"Upon examination of the situation the pack was still secured, the mule bleeding but active, for he started nibbling feed, and the instrument from a surface examination in good order. The tinkle of glass fortunately was the oil and shellac vials rather than microscopes or telescopes. As we were close to the summit of this pack we persuaded the animal to go over the scene of his recent tumble and to the station. The instrument did not require other than normal adjustment and performed as well from that time on as it had formerly. My respect for that type of Fennel theodolite is of the highest…." (Author’s note: How about for the mule?)

San Clemente Island June 1933
As part of their southern California work, it was necessary to establish survey control on San Clemente Island. As both the Coast Guard and Navy were unable to guarantee a return trip from the island, Pierce had to hire a fishing boat to pick up him and his crew when finished on San Clemente. The trip out was made on a Navy tug USS KOKA. The fishing boat charged $50.00 for the 120 mile trip–60 out and 60 back. Prior to getting to San Clemente, it was "an absolute impossibility to obtain any information concerning drinking water on the south end of the island"–consequently "we were forced to take over three 25-gallon barrels of fresh water as part of our equipment.

"The party and equipment was landed on the sandy beach on Smugglers Cove in a whale boat thru a moderate surf. The Navy personnel in returning to the anchored KOKA thru the surf capsized their whale boat, the only casualty being a broken oar…. On this section of the island the time of year we worked here it resembled a desert more than any other type of country. A low cactus, of ball type, made packing difficult as the sharp cactus penetrated the heaviest type of leather boot. There was practically no vegetation other than cactus, and all of the deep ravines and canyons were dry…."

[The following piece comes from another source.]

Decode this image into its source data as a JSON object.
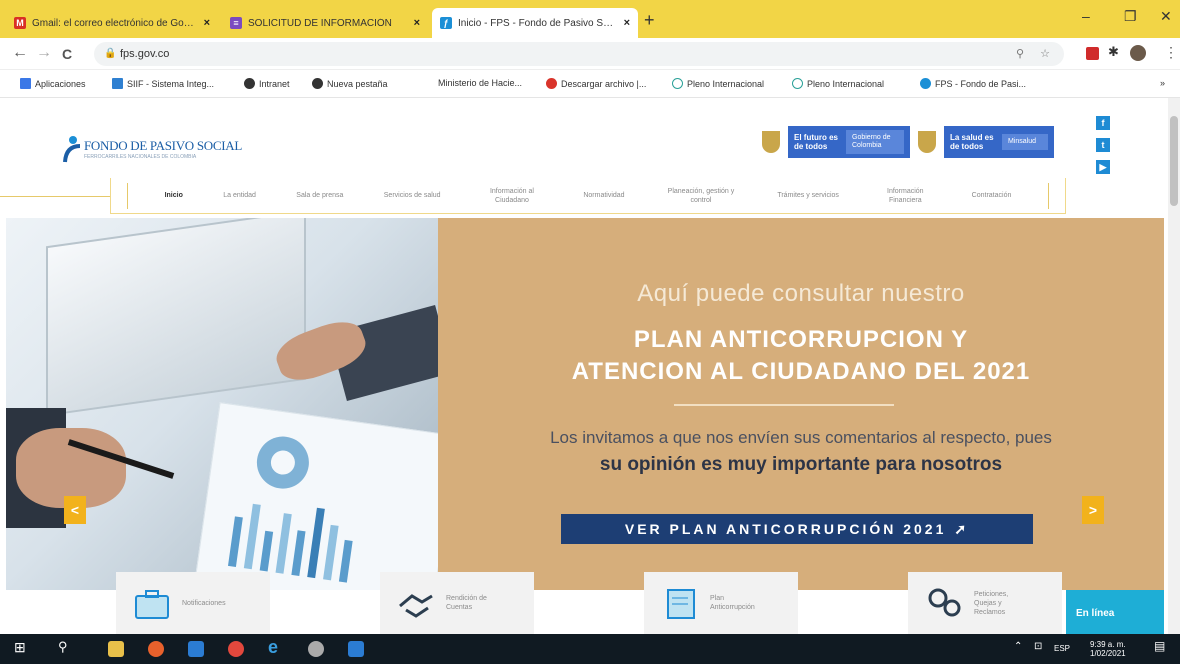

Pierce and party completed the triangulation scheme to the Mexican border while working through San Diego. Both the famous El Cortez Hotel and the Point Loma Lighthouse hosted triangulation markers during this phase of the project. After completing work on the California coast and San Clemente Island, Pierce moved his triangulation party into the California desert and thence on to the high Sierra and Colorado Plateau. The story of his work and experiences will continue in Part 2 of this article, "Southwest Desert and Mountain."

Albert "Skip" Theberge served as a NOAA Corps officer for 27 years prior to retirement in 1995. During that period he was primarily engaged in nautical charting and seafloor mapping but also served a stint in geodesy working on the Transcontinental Traverse project during the 1970s. For the past 18 years he has worked as a research librarian at the NOAA Central Library and has produced a number of historical works related to the Coast and Geodetic Survey (C&GS) and seafloor mapping. He also produced the NOAA History website ( and the NOAA Photo Library (www.photolib.noaa. gov) which includes thousands of historic photos related to the work of the C&GS.

A 1.969Mb PDF of this article as it appeared in the magazine—complete with images—is available by clicking HERE